* TASK GOAL: Copies of all lines containing the string "Analyst" are needed from the data below.

*** GIVEN ENTRIES ***

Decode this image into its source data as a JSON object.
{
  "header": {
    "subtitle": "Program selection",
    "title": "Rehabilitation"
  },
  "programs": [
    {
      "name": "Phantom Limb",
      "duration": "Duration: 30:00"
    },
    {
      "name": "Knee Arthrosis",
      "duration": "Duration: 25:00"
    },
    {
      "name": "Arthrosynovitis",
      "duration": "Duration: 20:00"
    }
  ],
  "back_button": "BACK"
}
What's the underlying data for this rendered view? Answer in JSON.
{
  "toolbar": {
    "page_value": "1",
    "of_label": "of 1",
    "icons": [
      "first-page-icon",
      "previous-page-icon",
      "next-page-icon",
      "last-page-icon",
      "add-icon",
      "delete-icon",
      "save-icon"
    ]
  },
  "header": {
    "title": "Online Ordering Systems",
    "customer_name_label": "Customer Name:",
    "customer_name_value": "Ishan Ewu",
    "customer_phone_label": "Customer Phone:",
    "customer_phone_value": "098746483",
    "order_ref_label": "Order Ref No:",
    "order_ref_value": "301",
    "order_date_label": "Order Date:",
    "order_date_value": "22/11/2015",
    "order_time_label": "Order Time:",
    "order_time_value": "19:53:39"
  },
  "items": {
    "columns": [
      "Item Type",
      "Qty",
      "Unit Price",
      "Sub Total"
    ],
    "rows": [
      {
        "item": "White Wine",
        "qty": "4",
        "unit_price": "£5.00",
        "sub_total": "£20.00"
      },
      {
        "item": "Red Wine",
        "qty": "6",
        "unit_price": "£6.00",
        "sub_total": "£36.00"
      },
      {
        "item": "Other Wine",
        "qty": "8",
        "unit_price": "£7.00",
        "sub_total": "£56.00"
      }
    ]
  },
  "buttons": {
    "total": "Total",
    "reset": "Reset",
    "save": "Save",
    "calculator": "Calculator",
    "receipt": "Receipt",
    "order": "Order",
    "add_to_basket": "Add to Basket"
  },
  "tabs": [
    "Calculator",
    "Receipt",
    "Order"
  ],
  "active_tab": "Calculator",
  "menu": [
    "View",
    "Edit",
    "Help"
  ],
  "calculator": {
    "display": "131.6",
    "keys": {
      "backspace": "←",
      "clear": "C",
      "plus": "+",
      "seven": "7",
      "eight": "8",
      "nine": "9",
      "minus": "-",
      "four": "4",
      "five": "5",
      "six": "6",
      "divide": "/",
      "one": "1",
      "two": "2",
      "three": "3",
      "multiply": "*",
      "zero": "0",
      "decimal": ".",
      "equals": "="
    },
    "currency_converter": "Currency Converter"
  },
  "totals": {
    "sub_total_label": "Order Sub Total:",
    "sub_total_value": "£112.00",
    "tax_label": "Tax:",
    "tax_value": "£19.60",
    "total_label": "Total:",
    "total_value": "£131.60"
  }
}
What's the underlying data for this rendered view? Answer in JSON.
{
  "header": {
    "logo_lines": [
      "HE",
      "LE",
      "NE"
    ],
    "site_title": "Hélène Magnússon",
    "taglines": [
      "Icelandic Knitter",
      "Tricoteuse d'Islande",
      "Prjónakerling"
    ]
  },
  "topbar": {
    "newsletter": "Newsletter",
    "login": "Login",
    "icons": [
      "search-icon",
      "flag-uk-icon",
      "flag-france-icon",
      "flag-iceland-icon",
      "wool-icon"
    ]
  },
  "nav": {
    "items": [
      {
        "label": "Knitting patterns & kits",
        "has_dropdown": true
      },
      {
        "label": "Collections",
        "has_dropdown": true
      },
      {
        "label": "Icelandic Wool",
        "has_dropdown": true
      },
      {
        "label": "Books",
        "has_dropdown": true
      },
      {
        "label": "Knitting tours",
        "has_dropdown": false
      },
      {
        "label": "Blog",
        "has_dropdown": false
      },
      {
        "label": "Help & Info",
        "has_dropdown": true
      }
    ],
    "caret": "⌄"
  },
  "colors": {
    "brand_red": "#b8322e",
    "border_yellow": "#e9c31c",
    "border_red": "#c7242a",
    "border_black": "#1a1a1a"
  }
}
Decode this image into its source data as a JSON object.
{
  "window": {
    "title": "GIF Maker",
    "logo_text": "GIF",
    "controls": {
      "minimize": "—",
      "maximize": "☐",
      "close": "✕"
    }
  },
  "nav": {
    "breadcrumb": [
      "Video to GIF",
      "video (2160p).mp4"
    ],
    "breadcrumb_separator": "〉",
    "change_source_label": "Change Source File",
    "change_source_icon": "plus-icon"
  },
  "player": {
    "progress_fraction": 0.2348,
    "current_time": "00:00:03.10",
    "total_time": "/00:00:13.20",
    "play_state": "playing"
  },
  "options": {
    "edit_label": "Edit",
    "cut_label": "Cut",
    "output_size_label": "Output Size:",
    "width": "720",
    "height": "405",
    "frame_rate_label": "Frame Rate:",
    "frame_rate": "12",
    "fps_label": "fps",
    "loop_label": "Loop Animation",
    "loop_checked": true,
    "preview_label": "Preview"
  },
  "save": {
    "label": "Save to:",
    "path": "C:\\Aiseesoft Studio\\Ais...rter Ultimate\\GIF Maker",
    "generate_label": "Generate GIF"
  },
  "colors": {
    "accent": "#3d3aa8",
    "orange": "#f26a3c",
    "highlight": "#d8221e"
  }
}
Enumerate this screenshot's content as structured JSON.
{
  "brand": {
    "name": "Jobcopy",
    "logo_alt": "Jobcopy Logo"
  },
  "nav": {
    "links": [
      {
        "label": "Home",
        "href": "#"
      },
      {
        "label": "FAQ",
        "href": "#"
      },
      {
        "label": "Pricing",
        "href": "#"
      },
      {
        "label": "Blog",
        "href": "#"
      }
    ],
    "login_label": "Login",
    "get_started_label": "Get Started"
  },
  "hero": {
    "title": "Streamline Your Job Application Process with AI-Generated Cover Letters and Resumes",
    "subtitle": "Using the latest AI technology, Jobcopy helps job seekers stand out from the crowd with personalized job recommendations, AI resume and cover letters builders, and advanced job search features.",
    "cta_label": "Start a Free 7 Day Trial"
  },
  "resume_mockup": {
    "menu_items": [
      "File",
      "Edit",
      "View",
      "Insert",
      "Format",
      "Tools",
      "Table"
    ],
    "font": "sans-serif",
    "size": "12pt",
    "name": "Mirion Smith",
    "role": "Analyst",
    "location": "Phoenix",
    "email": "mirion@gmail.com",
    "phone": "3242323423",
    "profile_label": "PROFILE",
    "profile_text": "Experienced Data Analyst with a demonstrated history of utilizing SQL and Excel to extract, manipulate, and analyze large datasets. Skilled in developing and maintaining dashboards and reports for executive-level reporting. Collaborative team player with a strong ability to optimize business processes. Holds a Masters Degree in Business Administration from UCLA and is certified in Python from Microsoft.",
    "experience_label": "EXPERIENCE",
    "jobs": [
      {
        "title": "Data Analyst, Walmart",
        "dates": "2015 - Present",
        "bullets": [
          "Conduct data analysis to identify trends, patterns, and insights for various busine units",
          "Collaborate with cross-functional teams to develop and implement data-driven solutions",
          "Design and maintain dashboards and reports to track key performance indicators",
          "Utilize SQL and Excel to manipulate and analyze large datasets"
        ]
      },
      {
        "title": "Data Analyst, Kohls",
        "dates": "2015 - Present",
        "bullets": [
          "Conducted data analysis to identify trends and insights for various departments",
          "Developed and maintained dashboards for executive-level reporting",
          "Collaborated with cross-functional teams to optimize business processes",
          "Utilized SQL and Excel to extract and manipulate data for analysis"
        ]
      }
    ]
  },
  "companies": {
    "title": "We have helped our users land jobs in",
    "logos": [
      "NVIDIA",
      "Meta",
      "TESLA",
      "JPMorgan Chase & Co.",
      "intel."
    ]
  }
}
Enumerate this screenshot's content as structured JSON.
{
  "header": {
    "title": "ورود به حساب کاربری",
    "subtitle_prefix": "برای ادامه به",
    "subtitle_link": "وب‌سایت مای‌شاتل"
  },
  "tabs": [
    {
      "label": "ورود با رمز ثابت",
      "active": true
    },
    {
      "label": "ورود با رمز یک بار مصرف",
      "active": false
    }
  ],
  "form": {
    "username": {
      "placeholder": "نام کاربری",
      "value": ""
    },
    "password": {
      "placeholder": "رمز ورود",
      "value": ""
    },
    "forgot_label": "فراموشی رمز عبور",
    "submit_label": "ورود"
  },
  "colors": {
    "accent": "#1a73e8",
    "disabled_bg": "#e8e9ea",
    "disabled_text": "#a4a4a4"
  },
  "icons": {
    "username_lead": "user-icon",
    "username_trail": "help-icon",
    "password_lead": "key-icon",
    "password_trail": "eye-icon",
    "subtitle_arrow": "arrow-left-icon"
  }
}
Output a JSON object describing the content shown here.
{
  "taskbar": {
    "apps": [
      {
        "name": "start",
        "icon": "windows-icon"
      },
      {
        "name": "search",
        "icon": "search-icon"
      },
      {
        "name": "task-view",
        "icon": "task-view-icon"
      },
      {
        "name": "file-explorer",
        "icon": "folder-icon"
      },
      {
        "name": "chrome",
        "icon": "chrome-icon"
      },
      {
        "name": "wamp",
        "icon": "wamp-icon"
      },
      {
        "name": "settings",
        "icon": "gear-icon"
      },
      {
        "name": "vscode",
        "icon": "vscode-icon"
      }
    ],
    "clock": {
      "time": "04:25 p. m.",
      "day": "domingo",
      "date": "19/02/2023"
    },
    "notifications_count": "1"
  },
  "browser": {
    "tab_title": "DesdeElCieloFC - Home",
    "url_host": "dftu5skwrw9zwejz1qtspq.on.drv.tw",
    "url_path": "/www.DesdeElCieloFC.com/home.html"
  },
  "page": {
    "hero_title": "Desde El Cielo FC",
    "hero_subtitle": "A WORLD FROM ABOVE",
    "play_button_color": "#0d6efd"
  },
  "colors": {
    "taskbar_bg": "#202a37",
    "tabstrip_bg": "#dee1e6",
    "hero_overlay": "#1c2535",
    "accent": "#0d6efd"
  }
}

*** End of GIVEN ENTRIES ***

* WRITTEN SOLUTION:
    "role": "Analyst",
    "profile_text": "Experienced Data Analyst with a demonstrated history of utilizing SQL and Excel to extract, manipulate, and analyze large datasets. Skilled in developing and maintaining dashboards and reports for executive-level reporting. Collaborative team player with a strong ability to optimize business processes. Holds a Masters Degree in Business Administration from UCLA and is certified in Python from Microsoft.",
        "title": "Data Analyst, Walmart",
        "title": "Data Analyst, Kohls",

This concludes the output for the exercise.